In this issue
I often refer to myself as the “illegitimate” third generation of Ostbye & Anderson, the Minneapolis jewelry manufacturer founded by my wife’s family in 1920. My father-in-law never liked being a part of the company and discouraged me from joining. Yet after 12 years in other jobs and industries, I brought my experience and skills into the family business in 1978.
The family tree today looks much different than it did 50 years ago. Divorce and remarriage have caused new branches to take root and extend in different directions. Stepchildren are everywhere!
In family-owned businesses, what constitutes a risk management plan? Astute executive teams plan a response to disasters that might impede business continuity. Yet interestingly, most risk management plans fail to incorporate one issue that can have dire consequences for any family-owned business: the estate plans of the family owners themselves.
“The first generation builds the business, the second expands it and the third destroys it.” It is a universally acknowledged phenomenon that few family-owned businesses survive beyond the third generation. While most business owners are highly successful in building and managing their companies, they are often less successful when it comes to transitioning their enterprises from one generation to the next.
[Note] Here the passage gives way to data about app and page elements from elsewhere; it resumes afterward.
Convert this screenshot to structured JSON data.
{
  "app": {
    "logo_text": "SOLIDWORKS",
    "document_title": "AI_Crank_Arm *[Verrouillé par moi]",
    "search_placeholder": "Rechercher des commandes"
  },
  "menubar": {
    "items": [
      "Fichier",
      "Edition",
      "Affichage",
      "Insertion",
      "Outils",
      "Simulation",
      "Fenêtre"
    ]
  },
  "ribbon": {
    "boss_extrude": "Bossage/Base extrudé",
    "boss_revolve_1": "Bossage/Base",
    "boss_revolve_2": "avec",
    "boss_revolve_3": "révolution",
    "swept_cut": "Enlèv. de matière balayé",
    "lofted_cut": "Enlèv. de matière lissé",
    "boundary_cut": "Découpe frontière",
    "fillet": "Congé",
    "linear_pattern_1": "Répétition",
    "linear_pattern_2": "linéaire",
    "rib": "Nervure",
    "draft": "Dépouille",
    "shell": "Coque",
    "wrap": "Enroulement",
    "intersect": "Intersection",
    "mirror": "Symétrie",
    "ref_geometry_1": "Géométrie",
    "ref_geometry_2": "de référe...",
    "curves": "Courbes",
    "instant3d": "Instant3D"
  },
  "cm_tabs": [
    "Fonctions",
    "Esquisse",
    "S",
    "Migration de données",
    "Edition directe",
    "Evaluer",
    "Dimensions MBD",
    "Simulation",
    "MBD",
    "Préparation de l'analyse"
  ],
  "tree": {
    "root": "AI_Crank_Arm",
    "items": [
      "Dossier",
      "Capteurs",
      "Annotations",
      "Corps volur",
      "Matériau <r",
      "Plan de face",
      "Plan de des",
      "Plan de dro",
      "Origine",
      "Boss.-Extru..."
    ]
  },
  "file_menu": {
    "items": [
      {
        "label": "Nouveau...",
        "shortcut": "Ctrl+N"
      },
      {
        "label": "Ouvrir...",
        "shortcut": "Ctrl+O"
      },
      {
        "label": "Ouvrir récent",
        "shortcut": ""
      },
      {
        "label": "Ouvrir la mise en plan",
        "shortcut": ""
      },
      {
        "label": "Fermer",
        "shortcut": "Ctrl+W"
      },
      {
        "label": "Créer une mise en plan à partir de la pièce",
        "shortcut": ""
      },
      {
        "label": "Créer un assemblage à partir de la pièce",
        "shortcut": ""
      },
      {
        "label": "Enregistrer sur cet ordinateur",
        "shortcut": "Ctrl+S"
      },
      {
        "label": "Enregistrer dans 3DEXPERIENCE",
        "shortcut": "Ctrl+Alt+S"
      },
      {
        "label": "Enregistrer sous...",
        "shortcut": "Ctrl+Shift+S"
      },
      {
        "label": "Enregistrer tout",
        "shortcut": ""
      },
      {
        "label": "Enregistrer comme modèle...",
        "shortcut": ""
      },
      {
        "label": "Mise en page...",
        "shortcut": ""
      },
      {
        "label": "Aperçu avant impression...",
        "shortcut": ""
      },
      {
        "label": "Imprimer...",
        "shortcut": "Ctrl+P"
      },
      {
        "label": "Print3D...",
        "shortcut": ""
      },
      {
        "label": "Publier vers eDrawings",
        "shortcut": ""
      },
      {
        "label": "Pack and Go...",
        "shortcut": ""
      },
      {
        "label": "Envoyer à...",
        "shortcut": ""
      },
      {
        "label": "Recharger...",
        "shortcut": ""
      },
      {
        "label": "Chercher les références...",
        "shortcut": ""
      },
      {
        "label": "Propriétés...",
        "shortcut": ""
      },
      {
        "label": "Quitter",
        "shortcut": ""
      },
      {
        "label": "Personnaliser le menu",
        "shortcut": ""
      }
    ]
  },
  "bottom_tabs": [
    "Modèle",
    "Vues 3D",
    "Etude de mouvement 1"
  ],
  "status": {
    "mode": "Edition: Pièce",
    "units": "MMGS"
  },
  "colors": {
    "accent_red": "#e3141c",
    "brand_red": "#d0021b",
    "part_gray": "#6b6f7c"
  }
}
Estate tax “freeze” techniques offer great flexibility for the senior generation to protect and oversee business operations as the younger generation eases into operational control. The owner of a successful family business can use these techniques to transfer appreciating assets to the next generation or to key employees.
As families and their businesses grow over multiple generations, the number of individuals involved in a family business naturally increases, family members’ expectations regarding the business may diverge and related conflicts may arise. An important way to manage and deal with these types of contingencies is by creating a document commonly called a Family Business Constitution.
You know it and, even worse, your staff knew it first. One of your family members is just not making the grade in your company. Other relatives had touted your brother-in-law’s daughter as the ideal candidate for an opening in the firm. And she had always seemed like a bright and capable young woman.
Relatives can work out well in key positions when they’re placed in roles that suit their skills. But when a family member is not cutting it, senior management may have to make a sensitive decision.
Where did this go wrong?
At an intersection near Everglades National Park in Florida City, Fla., a large sign atop a farm stand proclaims, “Robert Is Here.”
Fifty-two years ago, Robert Moehling, age six, was instructed by his father to sell the family farm’s cucumbers at a roadside stand. No one stopped.
His father figured drivers couldn’t see the young boy, so he painted a sign with “Robert Is Here” in large red letters. The next day, the youngster sold all of the cucumbers.